Passengers at Seattle-Tacoma International Airport could be breathing a little easier thanks to a new network that reduces fuel use by planes waiting at the gate.
The Seattle Times reports that to cool or heat passenger cabins, planes have historically used their own auxiliary power, which burns jet fuel, or relied on diesel generators.
But last month Sea-Tac launched a new "preconditioned air" network, which cools or heats air at a central plant and then pumps it through hoses onto the plane. That means less exhaust hovering over the tarmac.
Fifteen miles of pipes connect the chillers and heaters at Sea-Tac to the gates.
So far, 29 gates are using it, and all 73 gates will supply preconditioned air by the end of this year.
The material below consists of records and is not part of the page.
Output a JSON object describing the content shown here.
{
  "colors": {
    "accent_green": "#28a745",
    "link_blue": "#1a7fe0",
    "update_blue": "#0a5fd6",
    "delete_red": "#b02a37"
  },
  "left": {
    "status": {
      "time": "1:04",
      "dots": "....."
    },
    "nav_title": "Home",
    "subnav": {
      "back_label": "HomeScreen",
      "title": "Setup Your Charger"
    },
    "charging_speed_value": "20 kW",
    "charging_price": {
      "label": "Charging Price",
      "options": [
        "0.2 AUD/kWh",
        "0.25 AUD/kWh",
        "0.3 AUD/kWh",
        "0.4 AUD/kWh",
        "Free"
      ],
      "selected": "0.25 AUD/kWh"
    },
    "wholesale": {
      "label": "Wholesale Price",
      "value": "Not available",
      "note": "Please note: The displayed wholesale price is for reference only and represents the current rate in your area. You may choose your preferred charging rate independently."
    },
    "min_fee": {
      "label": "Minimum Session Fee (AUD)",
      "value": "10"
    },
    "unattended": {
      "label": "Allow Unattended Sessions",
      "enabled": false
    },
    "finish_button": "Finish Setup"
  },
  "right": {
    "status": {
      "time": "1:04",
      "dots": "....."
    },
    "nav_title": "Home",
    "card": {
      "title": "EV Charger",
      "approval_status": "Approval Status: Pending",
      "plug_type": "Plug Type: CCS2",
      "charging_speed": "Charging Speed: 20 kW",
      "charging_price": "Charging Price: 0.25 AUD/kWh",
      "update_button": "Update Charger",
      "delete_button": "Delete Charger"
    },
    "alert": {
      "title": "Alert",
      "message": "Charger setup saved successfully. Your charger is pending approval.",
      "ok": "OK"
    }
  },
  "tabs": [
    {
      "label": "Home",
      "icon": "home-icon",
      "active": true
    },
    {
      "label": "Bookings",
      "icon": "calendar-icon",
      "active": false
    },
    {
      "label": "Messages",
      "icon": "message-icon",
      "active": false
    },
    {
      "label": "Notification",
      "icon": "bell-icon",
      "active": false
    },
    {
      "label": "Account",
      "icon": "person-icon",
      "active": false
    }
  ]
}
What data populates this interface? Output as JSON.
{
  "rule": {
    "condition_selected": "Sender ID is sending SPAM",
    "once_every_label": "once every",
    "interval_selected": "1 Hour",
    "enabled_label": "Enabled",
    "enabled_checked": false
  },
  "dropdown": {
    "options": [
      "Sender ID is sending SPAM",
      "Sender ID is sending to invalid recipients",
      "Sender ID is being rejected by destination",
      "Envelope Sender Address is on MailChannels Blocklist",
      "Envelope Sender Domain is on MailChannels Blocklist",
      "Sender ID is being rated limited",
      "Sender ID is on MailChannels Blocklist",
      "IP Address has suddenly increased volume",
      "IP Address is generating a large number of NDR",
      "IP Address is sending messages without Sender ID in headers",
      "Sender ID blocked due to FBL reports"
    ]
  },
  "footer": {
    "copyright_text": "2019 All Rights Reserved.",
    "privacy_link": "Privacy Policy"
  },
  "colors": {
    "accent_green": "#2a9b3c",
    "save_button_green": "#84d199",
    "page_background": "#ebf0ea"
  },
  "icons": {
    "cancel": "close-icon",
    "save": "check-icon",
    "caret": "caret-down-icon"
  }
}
United Airlines' station manager at Sea-Tac, Jonna McGrath, says the system reduces fuel consumption by 40 to 100 gallons each layover because the planes don't have to supply their own energy.